## ACTION ITEM
Output the complete listing exactly.

DATA SUPPLIED section start

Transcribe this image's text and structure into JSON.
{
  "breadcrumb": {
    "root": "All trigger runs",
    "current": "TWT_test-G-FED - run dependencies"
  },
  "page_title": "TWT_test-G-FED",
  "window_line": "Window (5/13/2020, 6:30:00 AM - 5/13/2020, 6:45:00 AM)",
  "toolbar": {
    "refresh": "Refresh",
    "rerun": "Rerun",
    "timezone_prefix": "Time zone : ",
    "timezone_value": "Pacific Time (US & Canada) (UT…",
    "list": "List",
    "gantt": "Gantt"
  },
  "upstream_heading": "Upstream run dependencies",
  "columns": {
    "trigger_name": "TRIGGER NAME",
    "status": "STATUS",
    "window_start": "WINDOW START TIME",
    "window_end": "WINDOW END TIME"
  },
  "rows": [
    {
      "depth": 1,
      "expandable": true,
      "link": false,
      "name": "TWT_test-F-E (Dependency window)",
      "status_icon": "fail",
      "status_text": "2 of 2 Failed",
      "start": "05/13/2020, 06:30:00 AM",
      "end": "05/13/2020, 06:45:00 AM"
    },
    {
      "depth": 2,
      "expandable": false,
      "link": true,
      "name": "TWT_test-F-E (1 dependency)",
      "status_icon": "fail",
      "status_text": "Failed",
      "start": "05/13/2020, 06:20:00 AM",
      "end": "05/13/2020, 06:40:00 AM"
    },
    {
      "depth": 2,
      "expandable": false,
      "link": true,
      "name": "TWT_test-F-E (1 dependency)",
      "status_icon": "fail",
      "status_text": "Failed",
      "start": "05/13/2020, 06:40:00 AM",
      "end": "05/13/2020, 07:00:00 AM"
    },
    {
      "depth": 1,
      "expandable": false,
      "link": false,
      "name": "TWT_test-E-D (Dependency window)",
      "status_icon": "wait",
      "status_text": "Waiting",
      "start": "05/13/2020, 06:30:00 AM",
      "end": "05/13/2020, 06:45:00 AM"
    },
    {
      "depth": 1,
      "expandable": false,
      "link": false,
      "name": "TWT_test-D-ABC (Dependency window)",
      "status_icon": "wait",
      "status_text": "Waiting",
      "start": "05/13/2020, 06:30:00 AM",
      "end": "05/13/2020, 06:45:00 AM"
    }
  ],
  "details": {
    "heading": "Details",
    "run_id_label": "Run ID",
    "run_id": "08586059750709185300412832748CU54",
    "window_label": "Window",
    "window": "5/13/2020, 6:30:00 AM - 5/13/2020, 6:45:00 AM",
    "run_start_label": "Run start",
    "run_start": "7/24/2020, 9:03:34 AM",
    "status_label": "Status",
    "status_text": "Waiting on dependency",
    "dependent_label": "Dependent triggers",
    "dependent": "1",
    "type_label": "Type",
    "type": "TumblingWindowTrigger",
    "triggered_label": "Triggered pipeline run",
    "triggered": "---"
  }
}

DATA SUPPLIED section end

## RESULT
Transcribe this image's text and structure into JSON.
{
  "breadcrumb": {
    "root": "All trigger runs",
    "current": "TWT_test-G-FED - run dependencies"
  },
  "page_title": "TWT_test-G-FED",
  "window_line": "Window (5/13/2020, 6:30:00 AM - 5/13/2020, 6:45:00 AM)",
  "toolbar": {
    "refresh": "Refresh",
    "rerun": "Rerun",
    "timezone_prefix": "Time zone : ",
    "timezone_value": "Pacific Time (US & Canada) (UT…",
    "list": "List",
    "gantt": "Gantt"
  },
  "upstream_heading": "Upstream run dependencies",
  "columns": {
    "trigger_name": "TRIGGER NAME",
    "status": "STATUS",
    "window_start": "WINDOW START TIME",
    "window_end": "WINDOW END TIME"
  },
  "rows": [
    {
      "depth": 1,
      "expandable": true,
      "link": false,
      "name": "TWT_test-F-E (Dependency window)",
      "status_icon": "fail",
      "status_text": "2 of 2 Failed",
      "start": "05/13/2020, 06:30:00 AM",
      "end": "05/13/2020, 06:45:00 AM"
    },
    {
      "depth": 2,
      "expandable": false,
      "link": true,
      "name": "TWT_test-F-E (1 dependency)",
      "status_icon": "fail",
      "status_text": "Failed",
      "start": "05/13/2020, 06:20:00 AM",
      "end": "05/13/2020, 06:40:00 AM"
    },
    {
      "depth": 2,
      "expandable": false,
      "link": true,
      "name": "TWT_test-F-E (1 dependency)",
      "status_icon": "fail",
      "status_text": "Failed",
      "start": "05/13/2020, 06:40:00 AM",
      "end": "05/13/2020, 07:00:00 AM"
    },
    {
      "depth": 1,
      "expandable": false,
      "link": false,
      "name": "TWT_test-E-D (Dependency window)",
      "status_icon": "wait",
      "status_text": "Waiting",
      "start": "05/13/2020, 06:30:00 AM",
      "end": "05/13/2020, 06:45:00 AM"
    },
    {
      "depth": 1,
      "expandable": false,
      "link": false,
      "name": "TWT_test-D-ABC (Dependency window)",
      "status_icon": "wait",
      "status_text": "Waiting",
      "start": "05/13/2020, 06:30:00 AM",
      "end": "05/13/2020, 06:45:00 AM"
    }
  ],
  "details": {
    "heading": "Details",
    "run_id_label": "Run ID",
    "run_id": "08586059750709185300412832748CU54",
    "window_label": "Window",
    "window": "5/13/2020, 6:30:00 AM - 5/13/2020, 6:45:00 AM",
    "run_start_label": "Run start",
    "run_start": "7/24/2020, 9:03:34 AM",
    "status_label": "Status",
    "status_text": "Waiting on dependency",
    "dependent_label": "Dependent triggers",
    "dependent": "1",
    "type_label": "Type",
    "type": "TumblingWindowTrigger",
    "triggered_label": "Triggered pipeline run",
    "triggered": "---"
  }
}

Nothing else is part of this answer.